» Data:
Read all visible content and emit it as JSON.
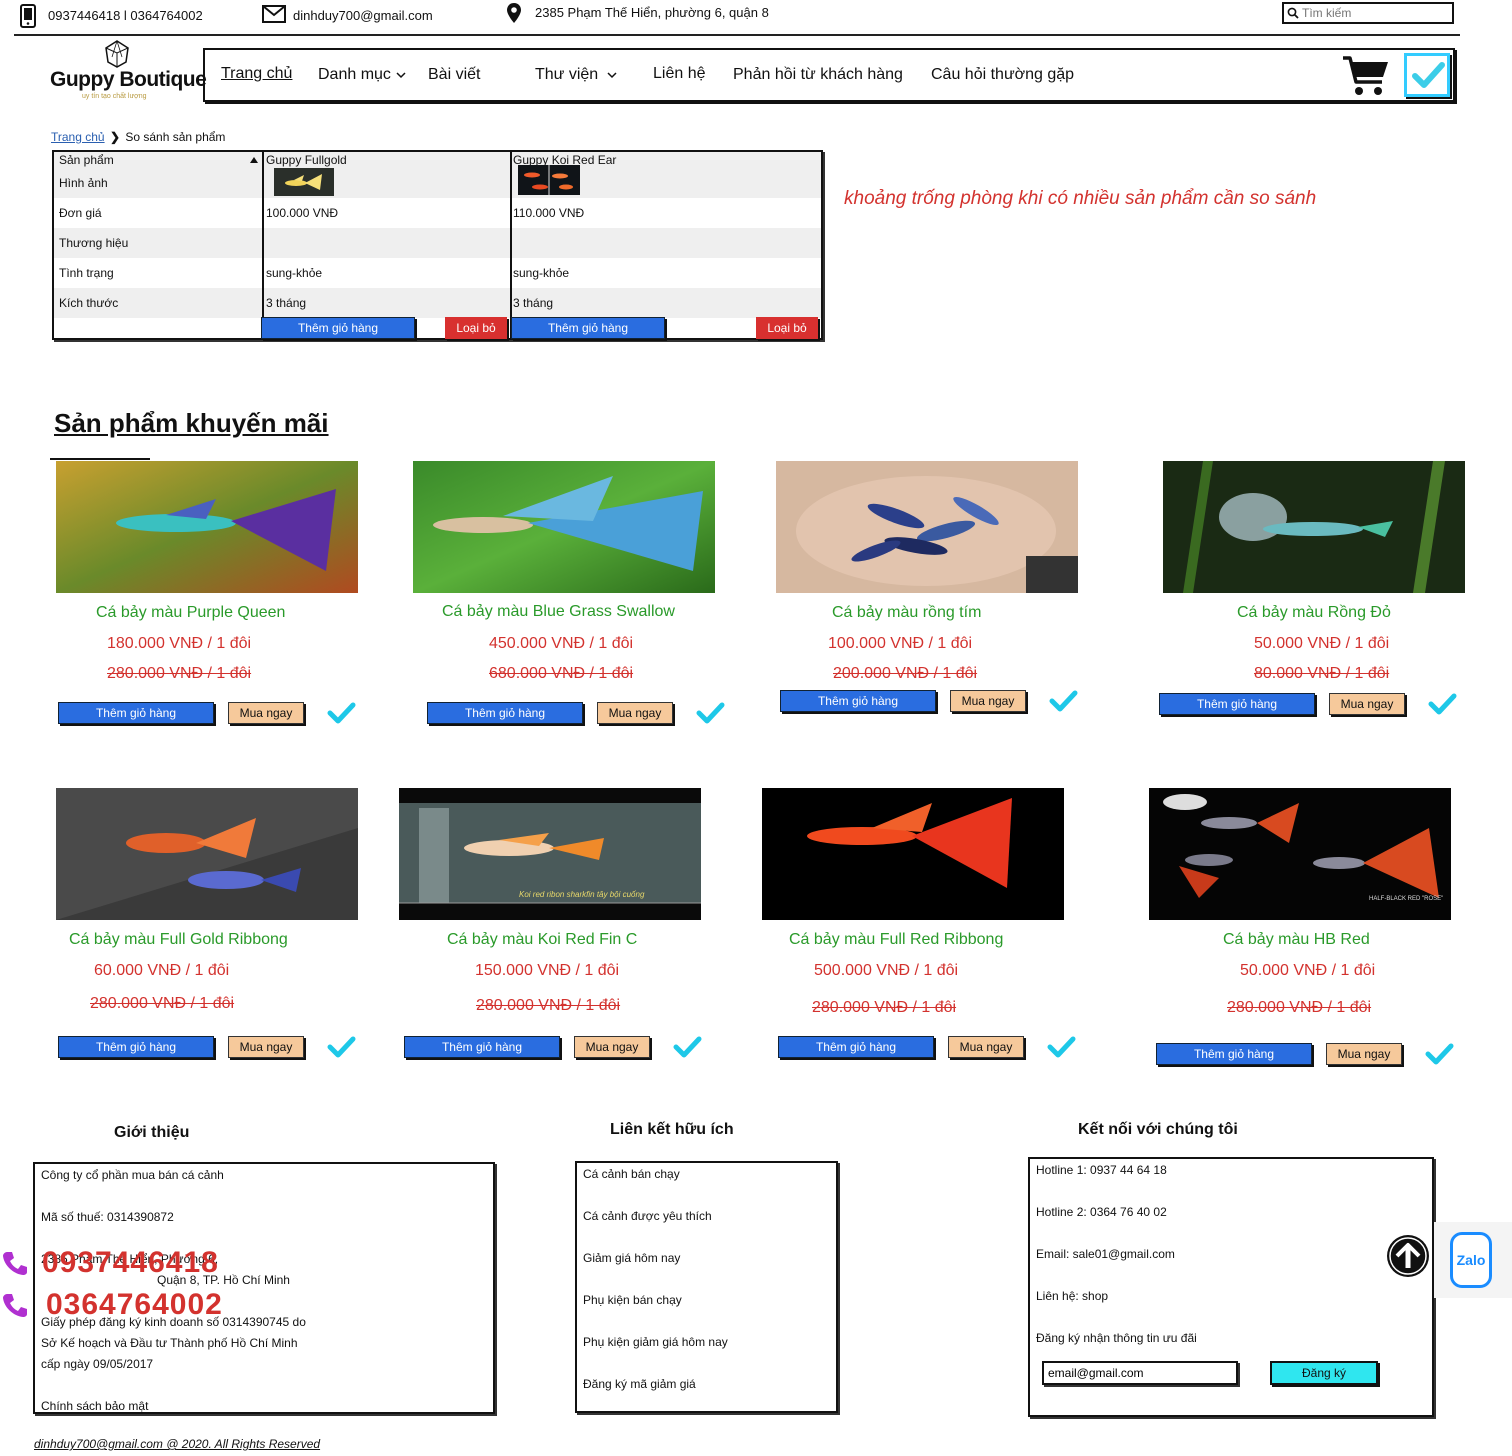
{
  "topbar": {
    "phones": "0937446418 l 0364764002",
    "email": "dinhduy700@gmail.com",
    "address": "2385 Phạm Thế Hiển, phường 6, quận 8",
    "search_placeholder": "Tìm kiếm"
  },
  "brand": {
    "name": "Guppy Boutique",
    "tagline": "uy tín tạo chất lượng"
  },
  "nav": {
    "items": [
      "Trang chủ",
      "Danh mục",
      "Bài viết",
      "Thư viện",
      "Liên hệ",
      "Phản hồi từ khách hàng",
      "Câu hỏi thường gặp"
    ]
  },
  "breadcrumb": {
    "home": "Trang chủ",
    "current": "So sánh sản phẩm"
  },
  "compare": {
    "header": "Sản phẩm",
    "row_labels": [
      "Hình ảnh",
      "Đơn giá",
      "Thương hiệu",
      "Tình trạng",
      "Kích thước"
    ],
    "products": [
      {
        "name": "Guppy Fullgold",
        "price": "100.000 VNĐ",
        "brand": "",
        "status": "sung-khỏe",
        "size": "3 tháng"
      },
      {
        "name": "Guppy Koi Red Ear",
        "price": "110.000 VNĐ",
        "brand": "",
        "status": "sung-khỏe",
        "size": "3 tháng"
      }
    ],
    "add_label": "Thêm giỏ hàng",
    "remove_label": "Loại bỏ"
  },
  "note": "khoảng trống phòng khi có nhiều sản phẩm cần so sánh",
  "promo": {
    "title": "Sản phẩm khuyến mãi",
    "add_label": "Thêm giỏ hàng",
    "buy_label": "Mua ngay",
    "products": [
      {
        "name": "Cá bảy màu Purple Queen",
        "price": "180.000 VNĐ / 1 đôi",
        "old_price": "280.000 VNĐ / 1 đôi",
        "color": "#6a3fb0"
      },
      {
        "name": "Cá bảy màu Blue Grass Swallow",
        "price": "450.000 VNĐ / 1 đôi",
        "old_price": "680.000 VNĐ / 1 đôi",
        "color": "#3a8fd0"
      },
      {
        "name": "Cá bảy màu rồng tím",
        "price": "100.000 VNĐ / 1 đôi",
        "old_price": "200.000 VNĐ / 1 đôi",
        "color": "#2b3f8a"
      },
      {
        "name": "Cá bảy màu Rồng Đỏ",
        "price": "50.000 VNĐ / 1 đôi",
        "old_price": "80.000 VNĐ / 1 đôi",
        "color": "#4fb0a0"
      },
      {
        "name": "Cá bảy màu Full Gold Ribbong",
        "price": "60.000 VNĐ / 1 đôi",
        "old_price": "280.000 VNĐ / 1 đôi",
        "color": "#e0602a"
      },
      {
        "name": "Cá bảy màu Koi Red Fin C",
        "price": "150.000 VNĐ / 1 đôi",
        "old_price": "280.000 VNĐ / 1 đôi",
        "color": "#f08a2a",
        "caption": "Koi red ribon sharkfin tây bội cuống"
      },
      {
        "name": "Cá bảy màu Full Red Ribbong",
        "price": "500.000 VNĐ / 1 đôi",
        "old_price": "280.000 VNĐ / 1 đôi",
        "color": "#e5351e"
      },
      {
        "name": "Cá bảy màu HB Red",
        "price": "50.000 VNĐ / 1 đôi",
        "old_price": "280.000 VNĐ / 1 đôi",
        "color": "#d84a20",
        "caption": "HALF-BLACK RED \"ROSE\""
      }
    ]
  },
  "footer": {
    "about": {
      "title": "Giới thiệu",
      "lines": [
        "Công ty cổ phần mua bán cá cảnh",
        "Mã số thuế: 0314390872",
        "2385 Phạm Thế Hiển, Phường 6,",
        "Quận 8, TP. Hồ Chí Minh",
        "Giấy phép đăng ký kinh doanh số 0314390745 do",
        "Sở Kế hoạch và Đầu tư Thành phố Hồ Chí Minh",
        "cấp ngày 09/05/2017",
        "Chính sách bảo mật"
      ]
    },
    "links": {
      "title": "Liên kết hữu ích",
      "items": [
        "Cá cảnh bán chạy",
        "Cá cảnh được yêu thích",
        "Giảm giá hôm nay",
        "Phụ kiện bán chạy",
        "Phụ kiện giảm giá hôm nay",
        "Đăng ký mã giảm giá"
      ]
    },
    "connect": {
      "title": "Kết nối với chúng tôi",
      "lines": [
        "Hotline 1: 0937 44 64 18",
        "Hotline 2: 0364 76 40 02",
        "Email: sale01@gmail.com",
        "Liên hệ: shop",
        "Đăng ký nhận thông tin ưu đãi"
      ],
      "email_value": "email@gmail.com",
      "subscribe_label": "Đăng ký"
    },
    "hotlines": [
      "0937446418",
      "0364764002"
    ],
    "zalo": "Zalo",
    "copyright": "dinhduy700@gmail.com @ 2020. All Rights Reserved"
  }
}
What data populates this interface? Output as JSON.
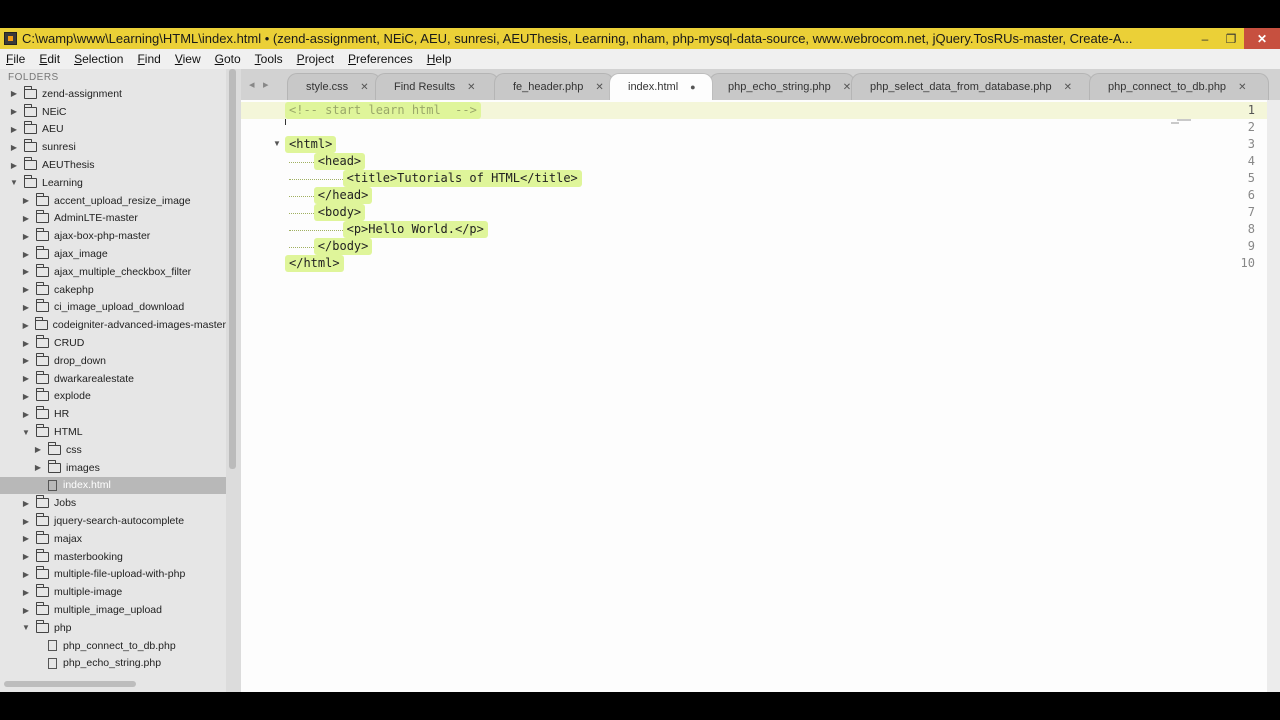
{
  "window": {
    "title": "C:\\wamp\\www\\Learning\\HTML\\index.html • (zend-assignment, NEiC, AEU, sunresi, AEUThesis, Learning, nham, php-mysql-data-source, www.webrocom.net, jQuery.TosRUs-master, Create-A...",
    "controls": {
      "minimize": "–",
      "maximize": "❐",
      "close": "✕"
    },
    "accent_color": "#ebd037"
  },
  "menu": [
    "File",
    "Edit",
    "Selection",
    "Find",
    "View",
    "Goto",
    "Tools",
    "Project",
    "Preferences",
    "Help"
  ],
  "sidebar": {
    "header": "FOLDERS",
    "items": [
      {
        "label": "zend-assignment",
        "depth": 0,
        "kind": "folder",
        "state": "collapsed"
      },
      {
        "label": "NEiC",
        "depth": 0,
        "kind": "folder",
        "state": "collapsed"
      },
      {
        "label": "AEU",
        "depth": 0,
        "kind": "folder",
        "state": "collapsed"
      },
      {
        "label": "sunresi",
        "depth": 0,
        "kind": "folder",
        "state": "collapsed"
      },
      {
        "label": "AEUThesis",
        "depth": 0,
        "kind": "folder",
        "state": "collapsed"
      },
      {
        "label": "Learning",
        "depth": 0,
        "kind": "folder",
        "state": "expanded"
      },
      {
        "label": "accent_upload_resize_image",
        "depth": 1,
        "kind": "folder",
        "state": "collapsed"
      },
      {
        "label": "AdminLTE-master",
        "depth": 1,
        "kind": "folder",
        "state": "collapsed"
      },
      {
        "label": "ajax-box-php-master",
        "depth": 1,
        "kind": "folder",
        "state": "collapsed"
      },
      {
        "label": "ajax_image",
        "depth": 1,
        "kind": "folder",
        "state": "collapsed"
      },
      {
        "label": "ajax_multiple_checkbox_filter",
        "depth": 1,
        "kind": "folder",
        "state": "collapsed"
      },
      {
        "label": "cakephp",
        "depth": 1,
        "kind": "folder",
        "state": "collapsed"
      },
      {
        "label": "ci_image_upload_download",
        "depth": 1,
        "kind": "folder",
        "state": "collapsed"
      },
      {
        "label": "codeigniter-advanced-images-master",
        "depth": 1,
        "kind": "folder",
        "state": "collapsed"
      },
      {
        "label": "CRUD",
        "depth": 1,
        "kind": "folder",
        "state": "collapsed"
      },
      {
        "label": "drop_down",
        "depth": 1,
        "kind": "folder",
        "state": "collapsed"
      },
      {
        "label": "dwarkarealestate",
        "depth": 1,
        "kind": "folder",
        "state": "collapsed"
      },
      {
        "label": "explode",
        "depth": 1,
        "kind": "folder",
        "state": "collapsed"
      },
      {
        "label": "HR",
        "depth": 1,
        "kind": "folder",
        "state": "collapsed"
      },
      {
        "label": "HTML",
        "depth": 1,
        "kind": "folder",
        "state": "expanded"
      },
      {
        "label": "css",
        "depth": 2,
        "kind": "folder",
        "state": "collapsed"
      },
      {
        "label": "images",
        "depth": 2,
        "kind": "folder",
        "state": "collapsed"
      },
      {
        "label": "index.html",
        "depth": 2,
        "kind": "file",
        "state": "selected"
      },
      {
        "label": "Jobs",
        "depth": 1,
        "kind": "folder",
        "state": "collapsed"
      },
      {
        "label": "jquery-search-autocomplete",
        "depth": 1,
        "kind": "folder",
        "state": "collapsed"
      },
      {
        "label": "majax",
        "depth": 1,
        "kind": "folder",
        "state": "collapsed"
      },
      {
        "label": "masterbooking",
        "depth": 1,
        "kind": "folder",
        "state": "collapsed"
      },
      {
        "label": "multiple-file-upload-with-php",
        "depth": 1,
        "kind": "folder",
        "state": "collapsed"
      },
      {
        "label": "multiple-image",
        "depth": 1,
        "kind": "folder",
        "state": "collapsed"
      },
      {
        "label": "multiple_image_upload",
        "depth": 1,
        "kind": "folder",
        "state": "collapsed"
      },
      {
        "label": "php",
        "depth": 1,
        "kind": "folder",
        "state": "expanded"
      },
      {
        "label": "php_connect_to_db.php",
        "depth": 2,
        "kind": "file",
        "state": ""
      },
      {
        "label": "php_echo_string.php",
        "depth": 2,
        "kind": "file",
        "state": ""
      }
    ]
  },
  "tabs": {
    "nav_prev": "◂",
    "nav_next": "▸",
    "items": [
      {
        "label": "style.css",
        "close": "✕",
        "active": false
      },
      {
        "label": "Find Results",
        "close": "✕",
        "active": false
      },
      {
        "label": "fe_header.php",
        "close": "✕",
        "active": false
      },
      {
        "label": "index.html",
        "close": "●",
        "active": true
      },
      {
        "label": "php_echo_string.php",
        "close": "✕",
        "active": false
      },
      {
        "label": "php_select_data_from_database.php",
        "close": "✕",
        "active": false
      },
      {
        "label": "php_connect_to_db.php",
        "close": "✕",
        "active": false
      }
    ]
  },
  "editor": {
    "current_line": 1,
    "lines": [
      {
        "num": "1",
        "text": "<!-- start learn html  -->",
        "indent": 0,
        "comment": true,
        "fold": false
      },
      {
        "num": "2",
        "text": "",
        "indent": 0,
        "comment": false,
        "fold": false
      },
      {
        "num": "3",
        "text": "<html>",
        "indent": 0,
        "comment": false,
        "fold": true
      },
      {
        "num": "4",
        "text": "<head>",
        "indent": 1,
        "comment": false,
        "fold": false
      },
      {
        "num": "5",
        "text": "<title>Tutorials of HTML</title>",
        "indent": 2,
        "comment": false,
        "fold": false
      },
      {
        "num": "6",
        "text": "</head>",
        "indent": 1,
        "comment": false,
        "fold": false
      },
      {
        "num": "7",
        "text": "<body>",
        "indent": 1,
        "comment": false,
        "fold": false
      },
      {
        "num": "8",
        "text": "<p>Hello World.</p>",
        "indent": 2,
        "comment": false,
        "fold": false
      },
      {
        "num": "9",
        "text": "</body>",
        "indent": 1,
        "comment": false,
        "fold": false
      },
      {
        "num": "10",
        "text": "</html>",
        "indent": 0,
        "comment": false,
        "fold": false
      }
    ],
    "highlight_color": "#dff59a"
  }
}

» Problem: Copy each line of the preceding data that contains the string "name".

» Expected answer:
    "name": "Guppy Boutique",
        "name": "Guppy Fullgold",
        "name": "Guppy Koi Red Ear",
        "name": "Cá bảy màu Purple Queen",
        "name": "Cá bảy màu Blue Grass Swallow",
        "name": "Cá bảy màu rồng tím",
        "name": "Cá bảy màu Rồng Đỏ",
        "name": "Cá bảy màu Full Gold Ribbong",
        "name": "Cá bảy màu Koi Red Fin C",
        "name": "Cá bảy màu Full Red Ribbong",
        "name": "Cá bảy màu HB Red",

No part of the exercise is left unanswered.